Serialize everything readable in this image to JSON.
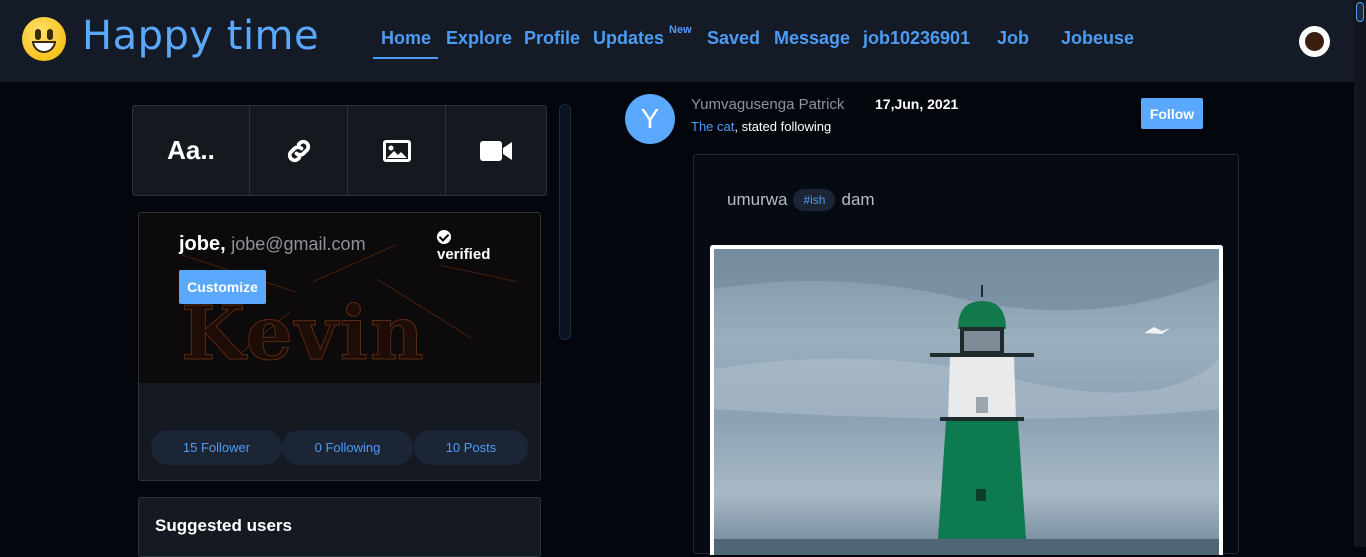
{
  "header": {
    "brand": "Happy time",
    "nav": [
      {
        "label": "Home",
        "active": true
      },
      {
        "label": "Explore"
      },
      {
        "label": "Profile"
      },
      {
        "label": "Updates",
        "badge": "New"
      },
      {
        "label": "Saved"
      },
      {
        "label": "Message"
      },
      {
        "label": "job10236901"
      },
      {
        "label": "Job"
      },
      {
        "label": "Jobeuse"
      }
    ],
    "accent": "#4c9cf5"
  },
  "composer": {
    "text_label": "Aa..",
    "icons": [
      "link-icon",
      "image-icon",
      "video-camera-icon"
    ]
  },
  "profile": {
    "name": "jobe,",
    "email": "jobe@gmail.com",
    "verified_label": "verified",
    "customize_label": "Customize",
    "cover_text": "Kevin",
    "stats": {
      "followers": "15 Follower",
      "following": "0 Following",
      "posts": "10 Posts"
    }
  },
  "suggested": {
    "title": "Suggested users"
  },
  "post": {
    "avatar_letter": "Y",
    "author": "Yumvagusenga Patrick",
    "date": "17,Jun, 2021",
    "sub_link": "The cat",
    "sub_text": ", stated following",
    "follow_label": "Follow",
    "text_before": "umurwa",
    "hashtag": "#ish",
    "text_after": "dam"
  }
}
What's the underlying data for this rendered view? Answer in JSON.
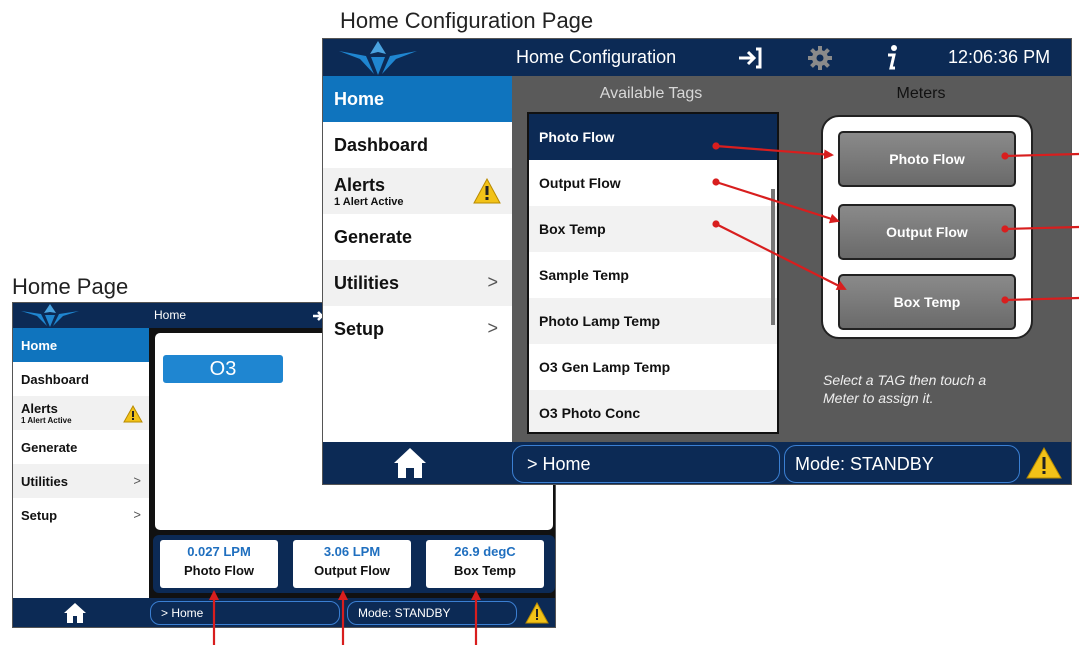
{
  "captions": {
    "home_config": "Home Configuration Page",
    "home": "Home Page"
  },
  "colors": {
    "navy": "#0c2a55",
    "selected_blue": "#0f74be",
    "value_blue": "#1f6fbf",
    "warning_yellow": "#f2c218",
    "arrow_red": "#d81e1e"
  },
  "home_page": {
    "title": "Home",
    "sidebar": [
      {
        "label": "Home",
        "selected": true
      },
      {
        "label": "Dashboard"
      },
      {
        "label": "Alerts",
        "sub": "1 Alert Active",
        "icon": "warning-icon"
      },
      {
        "label": "Generate"
      },
      {
        "label": "Utilities",
        "chevron": ">"
      },
      {
        "label": "Setup",
        "chevron": ">"
      }
    ],
    "o3_label": "O3",
    "meters": [
      {
        "value": "0.027 LPM",
        "label": "Photo Flow"
      },
      {
        "value": "3.06 LPM",
        "label": "Output Flow"
      },
      {
        "value": "26.9 degC",
        "label": "Box Temp"
      }
    ],
    "breadcrumb": "> Home",
    "mode": "Mode: STANDBY"
  },
  "home_config_page": {
    "title": "Home Configuration",
    "time": "12:06:36 PM",
    "sidebar": [
      {
        "label": "Home",
        "selected": true
      },
      {
        "label": "Dashboard"
      },
      {
        "label": "Alerts",
        "sub": "1 Alert Active",
        "icon": "warning-icon"
      },
      {
        "label": "Generate"
      },
      {
        "label": "Utilities",
        "chevron": ">"
      },
      {
        "label": "Setup",
        "chevron": ">"
      }
    ],
    "available_tags_header": "Available Tags",
    "meters_header": "Meters",
    "tags": [
      "Photo Flow",
      "Output Flow",
      "Box Temp",
      "Sample Temp",
      "Photo Lamp Temp",
      "O3 Gen Lamp Temp",
      "O3 Photo Conc"
    ],
    "meters": [
      "Photo Flow",
      "Output Flow",
      "Box Temp"
    ],
    "hint_line1": "Select a TAG then touch a",
    "hint_line2": "Meter to assign it.",
    "breadcrumb": "> Home",
    "mode": "Mode: STANDBY"
  }
}
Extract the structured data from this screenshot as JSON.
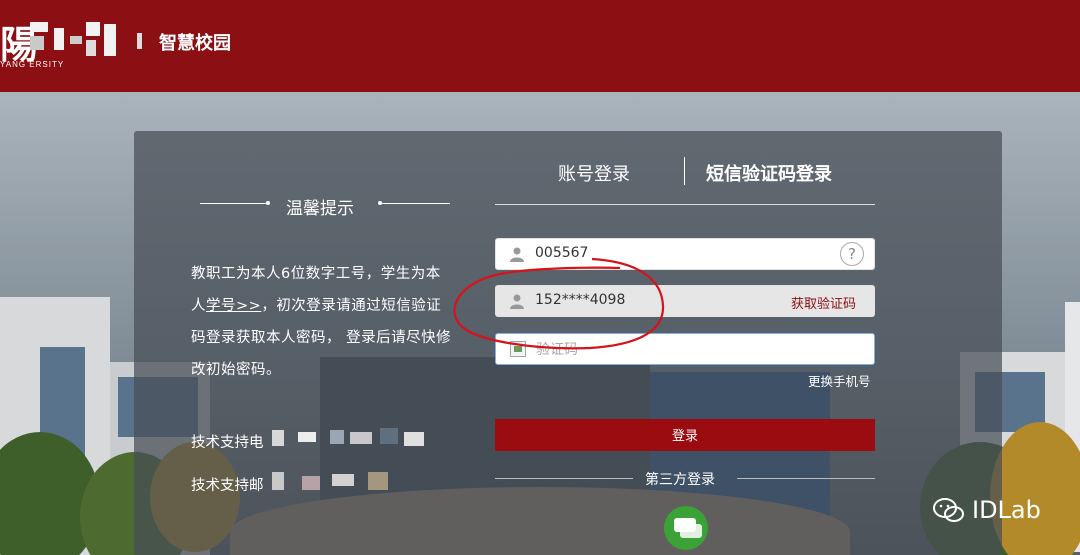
{
  "header": {
    "logo_glyph": "陽",
    "logo_sub": "YANG          ERSITY",
    "site_title": "智慧校园"
  },
  "tips": {
    "title": "温馨提示",
    "text_part1": "教职工为本人6位数字工号，学生为本人",
    "link": "学号>>",
    "text_part2": "，初次登录请通过短信验证码登录获取本人密码， 登录后请尽快修改初始密码。",
    "support_phone_label": "技术支持电",
    "support_email_label": "技术支持邮"
  },
  "login": {
    "tab_account": "账号登录",
    "tab_sms": "短信验证码登录",
    "account_value": "005567",
    "help_icon": "?",
    "phone_value": "152****4098",
    "get_code_label": "获取验证码",
    "captcha_placeholder": "验证码",
    "change_phone_label": "更换手机号",
    "submit_label": "登录",
    "third_party_label": "第三方登录"
  },
  "watermark": {
    "text": "IDLab",
    "icon": "wechat-icon"
  },
  "colors": {
    "brand": "#8b0f13",
    "button": "#9a0c10",
    "annotation": "#d4141b",
    "wechat": "#3aa236"
  }
}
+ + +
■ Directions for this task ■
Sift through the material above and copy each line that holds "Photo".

■ Expected answer ■
        "label": "Photo Flow"
      "Photo Flow",
      "Photo Lamp Temp",
      "O3 Photo Conc"
      "Photo Flow",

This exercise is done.